The law requires religious congregations, but not religious associations, registered for fewer than 10 years to reregister every year. Reregistration requires an MOJ evaluation of the group’s activities in the previous year and submission of the same documentation as first-time registrants.
According to the law, all registered religious organizations are required to submit by March 1 an annual report to the MOJ regarding their activities and goals. They must additionally provide other data, including congregation size, the number of clergy, the number of weddings, baptisms, and other ceremonies performed, and details of group governance and financial status.
The law criminalizes hate speech and the incitement of hatred on the basis of religious affiliation, but requires legal proof, determined at trial, of substantial harm.
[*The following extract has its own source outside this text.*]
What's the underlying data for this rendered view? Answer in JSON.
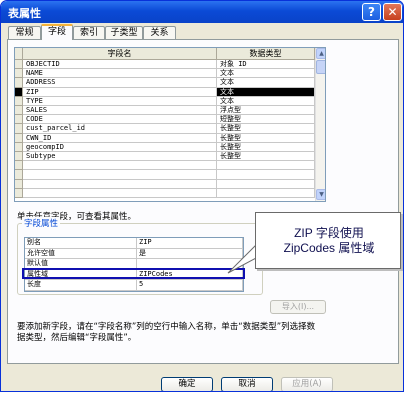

The commission of a crime with a religious basis can be considered an aggravating factor at trial.
The government provides funding for optional religion classes in public schools taught by the eight “traditional” religious groups. Denominations must receive the approval of the parents of at least 10 students in order to hold these classes. The Center for Educational Content in the Ministry of Education must review curriculum content of the classes to verify they do not violate freedom of conscience. First- to third-grade public school students must take either a religious or ethics class; for older students, these classes are elective. Schools are permitted to teach more in-depth classes on religion with education ministry authorization. Students at state-supported national minority schools may attend classes on a voluntary basis on the religion “characteristic of the national minority.” Other religious groups without their own state-supported minority schools may provide religious education only in private schools. Religious courses in public schools range from doctrinal instruction by church-approved instructors (usually at the lower grades), to nondenominational Christian teachings or overviews of major world religions by certified teachers suggested by a religious group and approved by the education ministry (usually at higher grades).
The law establishes an independent ombudsman’s office for human rights. Its mandate includes helping to resolve cases of religious discrimination through collaboration with authorities. While it does not have enforcement powers, it can issue recommendations to specific authorities.
Visa regulations require foreign religious workers to present letters of invitation, typically from a religious organization, and either an ordination certificate or evidence of religious education that corresponds to a local bachelor’s degree in theology. The law stipulates foreign missionaries may hold meetings and proselytize only if invited by registered domestic religious groups to conduct such activities.